▶ Exercise prompt: Copy every line from the records below that carries the word "October".

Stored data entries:

════════════════

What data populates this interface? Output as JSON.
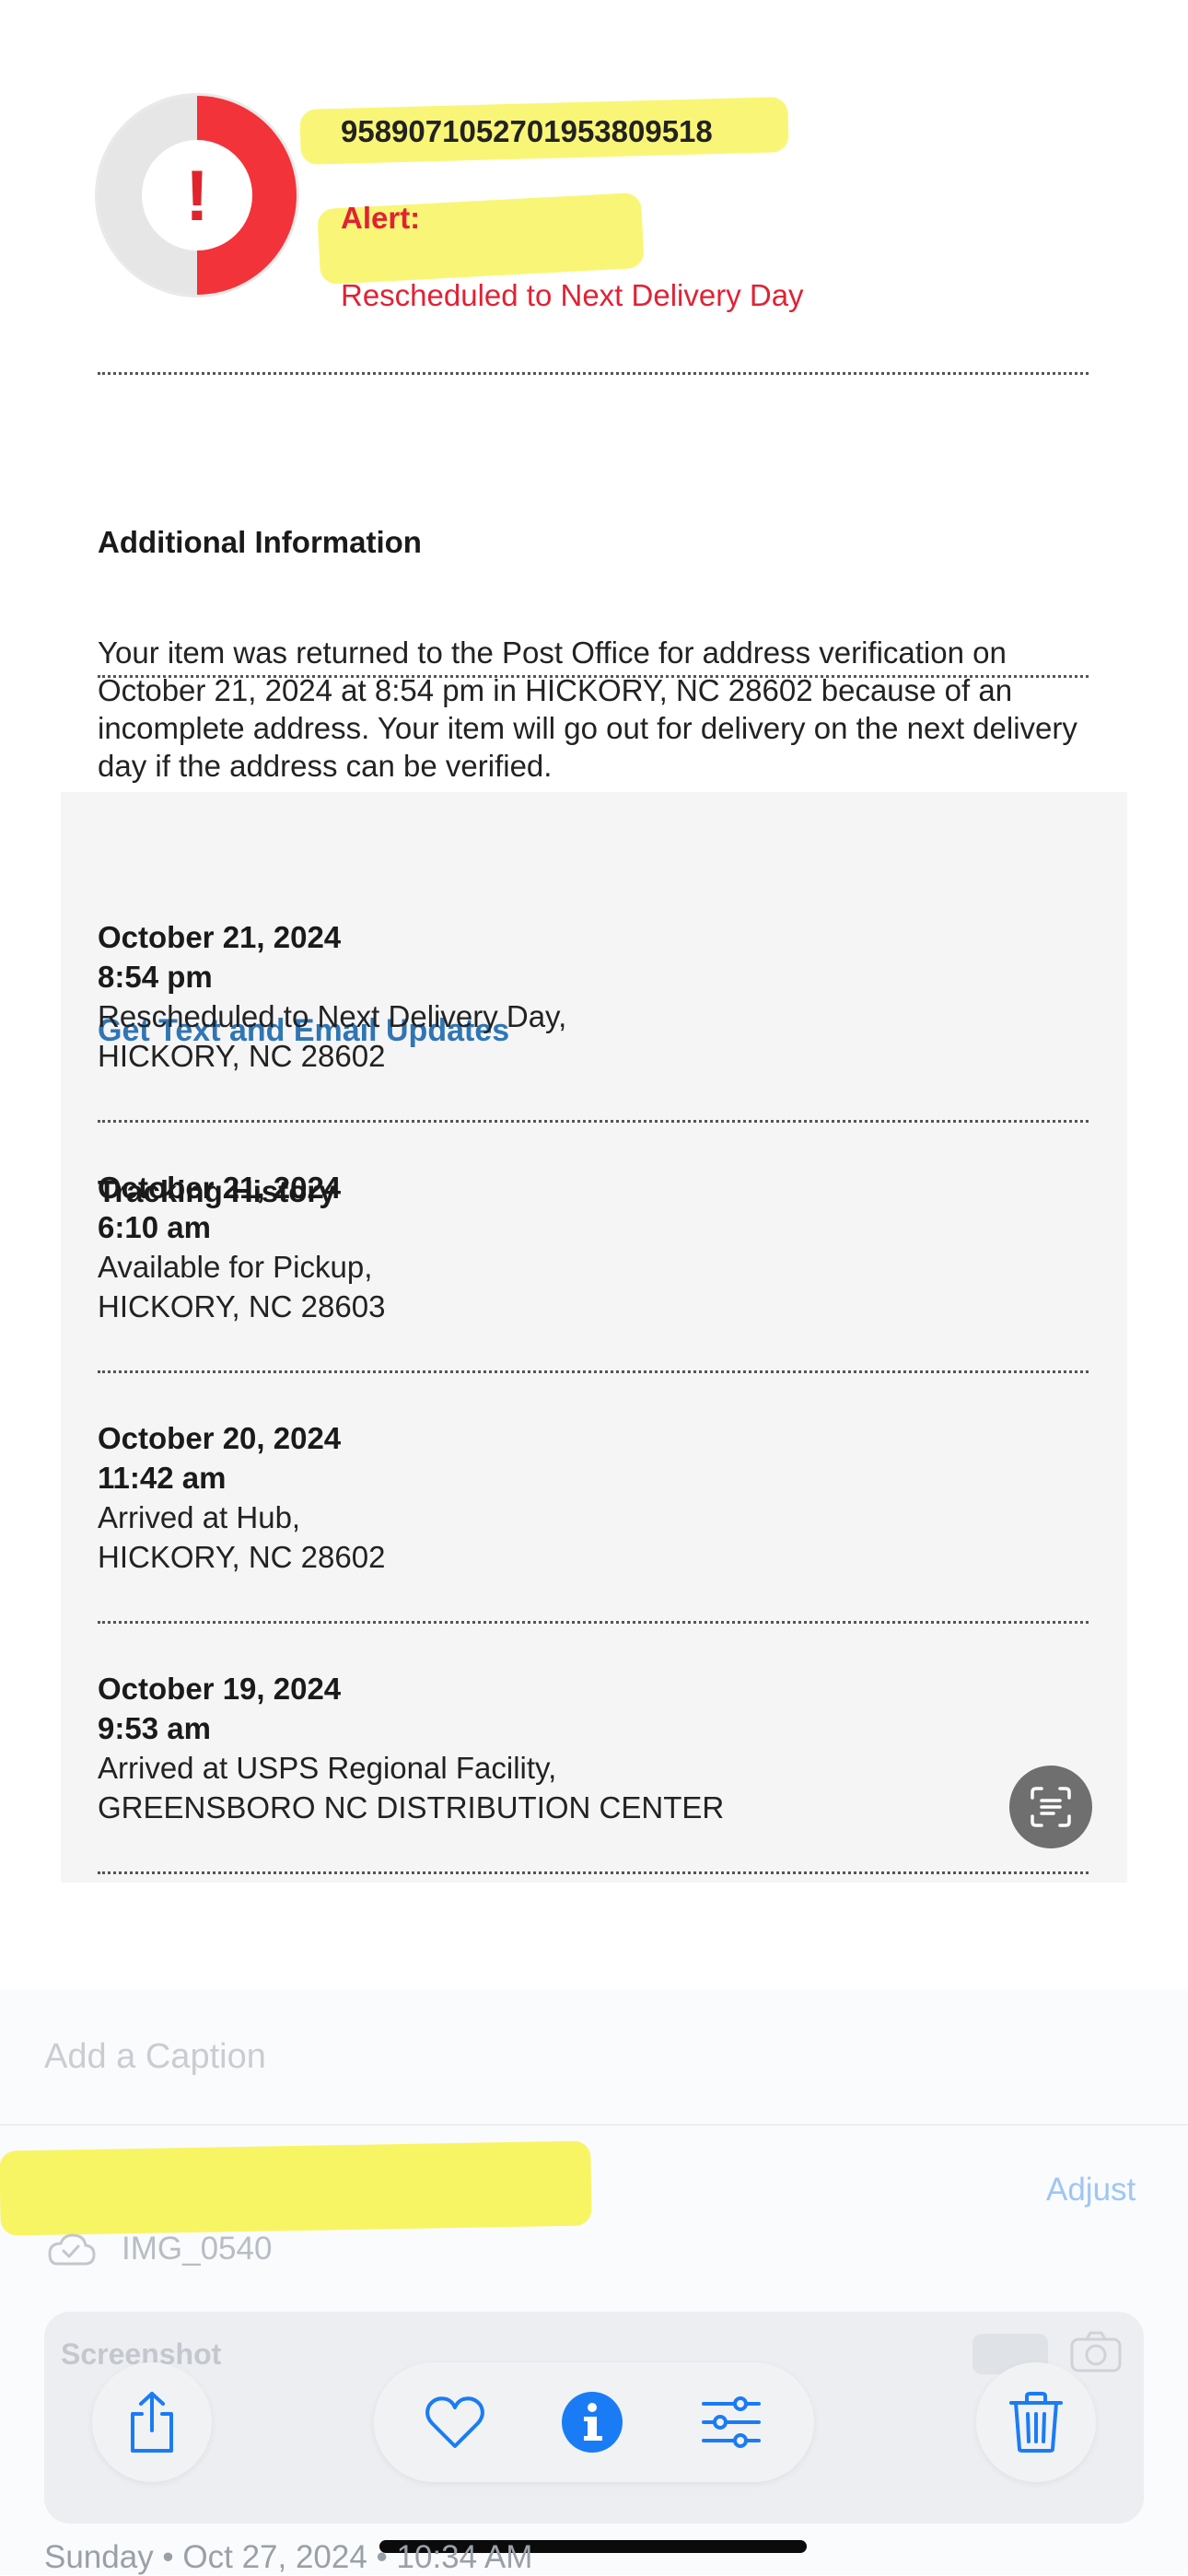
{
  "package": {
    "tracking_number": "9589071052701953809518",
    "alert_label": "Alert:",
    "alert_status": "Rescheduled to Next Delivery Day",
    "status_icon_symbol": "!",
    "status_color": "#f2333a"
  },
  "additional_info": {
    "heading": "Additional Information",
    "body": "Your item was returned to the Post Office for address verification on October 21, 2024 at 8:54 pm in HICKORY, NC 28602 because of an incomplete address. Your item will go out for delivery on the next delivery day if the address can be verified."
  },
  "updates_link": "Get Text and Email Updates",
  "tracking_history": {
    "heading": "Tracking History",
    "events": [
      {
        "date": "October 21, 2024",
        "time": "8:54 pm",
        "status": "Rescheduled to Next Delivery Day,",
        "location": "HICKORY, NC 28602"
      },
      {
        "date": "October 21, 2024",
        "time": "6:10 am",
        "status": "Available for Pickup,",
        "location": "HICKORY, NC 28603"
      },
      {
        "date": "October 20, 2024",
        "time": "11:42 am",
        "status": "Arrived at Hub,",
        "location": "HICKORY, NC 28602"
      },
      {
        "date": "October 19, 2024",
        "time": "9:53 am",
        "status": "Arrived at USPS Regional Facility,",
        "location": "GREENSBORO NC DISTRIBUTION CENTER"
      }
    ]
  },
  "photo_info": {
    "caption_placeholder": "Add a Caption",
    "date_line": "Sunday • Oct 27, 2024 • 10:34 AM",
    "adjust_label": "Adjust",
    "filename": "IMG_0540",
    "card_title": "Screenshot"
  },
  "toolbar": {
    "icons": [
      "share-icon",
      "heart-icon",
      "info-icon",
      "sliders-icon",
      "trash-icon"
    ],
    "accent_color": "#1a7cf5"
  },
  "highlight_color": "#f7f34a"
}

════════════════

▶ Written response:
    "body": "Your item was returned to the Post Office for address verification on October 21, 2024 at 8:54 pm in HICKORY, NC 28602 because of an incomplete address. Your item will go out for delivery on the next delivery day if the address can be verified."
        "date": "October 21, 2024",
        "date": "October 21, 2024",
        "date": "October 20, 2024",
        "date": "October 19, 2024",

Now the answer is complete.